### [Task item]
Without any pictures, output the records exactly as they are.
──────
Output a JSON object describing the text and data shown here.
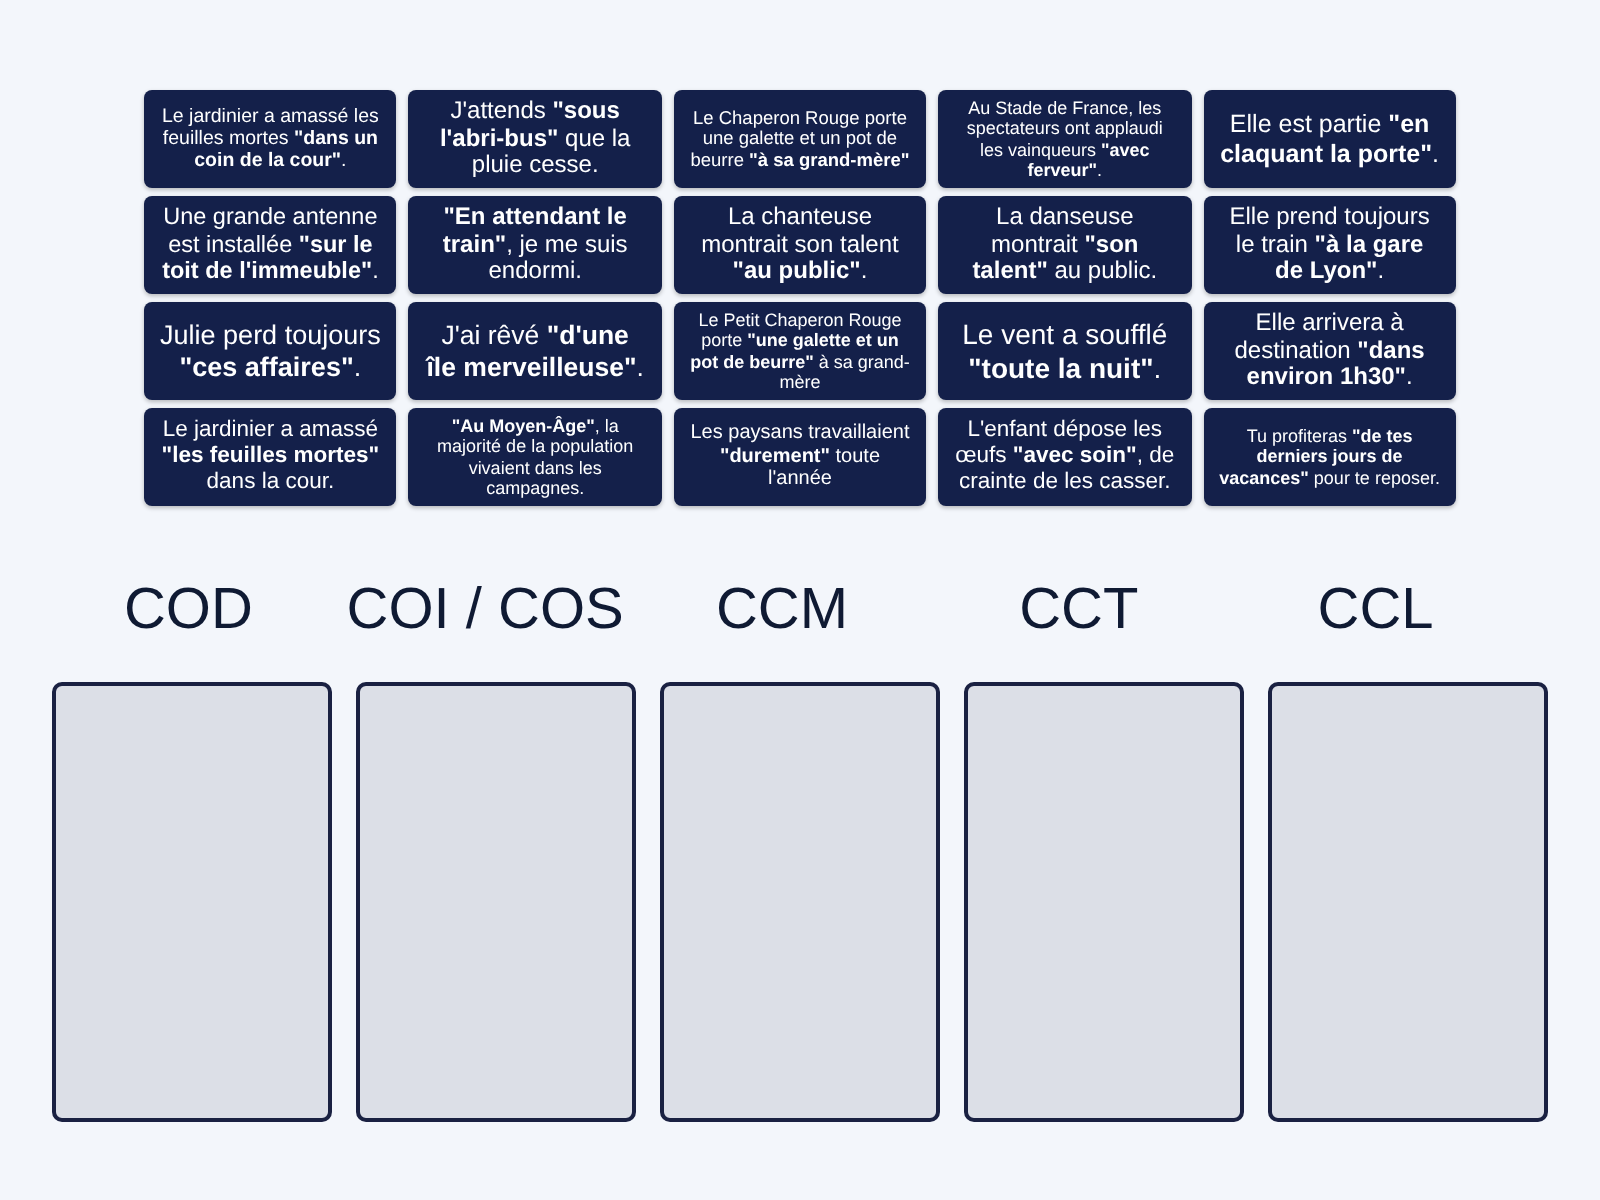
{
  "cards": [
    "Le jardinier a amassé les feuilles mortes **\"dans un coin de la cour\"**.",
    "J'attends **\"sous l'abri-bus\"** que la pluie cesse.",
    "Le Chaperon Rouge porte une galette et un pot de beurre **\"à sa grand-mère\"**",
    "Au Stade de France, les spectateurs ont applaudi les vainqueurs **\"avec ferveur\"**.",
    "Elle est partie **\"en claquant la porte\"**.",
    "Une grande antenne est installée **\"sur le toit de l'immeuble\"**.",
    "**\"En attendant le train\"**, je me suis endormi.",
    "La chanteuse montrait son talent **\"au public\"**.",
    "La danseuse montrait **\"son talent\"** au public.",
    "Elle prend toujours le train **\"à la gare de Lyon\"**.",
    "Julie perd toujours **\"ces affaires\"**.",
    "J'ai rêvé **\"d'une île merveilleuse\"**.",
    "Le Petit Chaperon Rouge porte **\"une galette et un pot de beurre\"** à sa grand-mère",
    "Le vent a soufflé **\"toute la nuit\"**.",
    "Elle arrivera à destination **\"dans environ 1h30\"**.",
    "Le jardinier a amassé **\"les feuilles mortes\"** dans la cour.",
    "**\"Au Moyen-Âge\"**, la majorité de la population vivaient dans les campagnes.",
    "Les paysans travaillaient **\"durement\"** toute l'année",
    "L'enfant dépose les œufs **\"avec soin\"**, de crainte de les casser.",
    "Tu profiteras **\"de tes derniers jours de vacances\"** pour te reposer."
  ],
  "categories": [
    "COD",
    "COI / COS",
    "CCM",
    "CCT",
    "CCL"
  ]
}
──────
### [Exercise response]
Output a JSON object describing the text and data shown here.
{
  "cards": [
    "Le jardinier a amassé les feuilles mortes **\"dans un coin de la cour\"**.",
    "J'attends **\"sous l'abri-bus\"** que la pluie cesse.",
    "Le Chaperon Rouge porte une galette et un pot de beurre **\"à sa grand-mère\"**",
    "Au Stade de France, les spectateurs ont applaudi les vainqueurs **\"avec ferveur\"**.",
    "Elle est partie **\"en claquant la porte\"**.",
    "Une grande antenne est installée **\"sur le toit de l'immeuble\"**.",
    "**\"En attendant le train\"**, je me suis endormi.",
    "La chanteuse montrait son talent **\"au public\"**.",
    "La danseuse montrait **\"son talent\"** au public.",
    "Elle prend toujours le train **\"à la gare de Lyon\"**.",
    "Julie perd toujours **\"ces affaires\"**.",
    "J'ai rêvé **\"d'une île merveilleuse\"**.",
    "Le Petit Chaperon Rouge porte **\"une galette et un pot de beurre\"** à sa grand-mère",
    "Le vent a soufflé **\"toute la nuit\"**.",
    "Elle arrivera à destination **\"dans environ 1h30\"**.",
    "Le jardinier a amassé **\"les feuilles mortes\"** dans la cour.",
    "**\"Au Moyen-Âge\"**, la majorité de la population vivaient dans les campagnes.",
    "Les paysans travaillaient **\"durement\"** toute l'année",
    "L'enfant dépose les œufs **\"avec soin\"**, de crainte de les casser.",
    "Tu profiteras **\"de tes derniers jours de vacances\"** pour te reposer."
  ],
  "categories": [
    "COD",
    "COI / COS",
    "CCM",
    "CCT",
    "CCL"
  ]
}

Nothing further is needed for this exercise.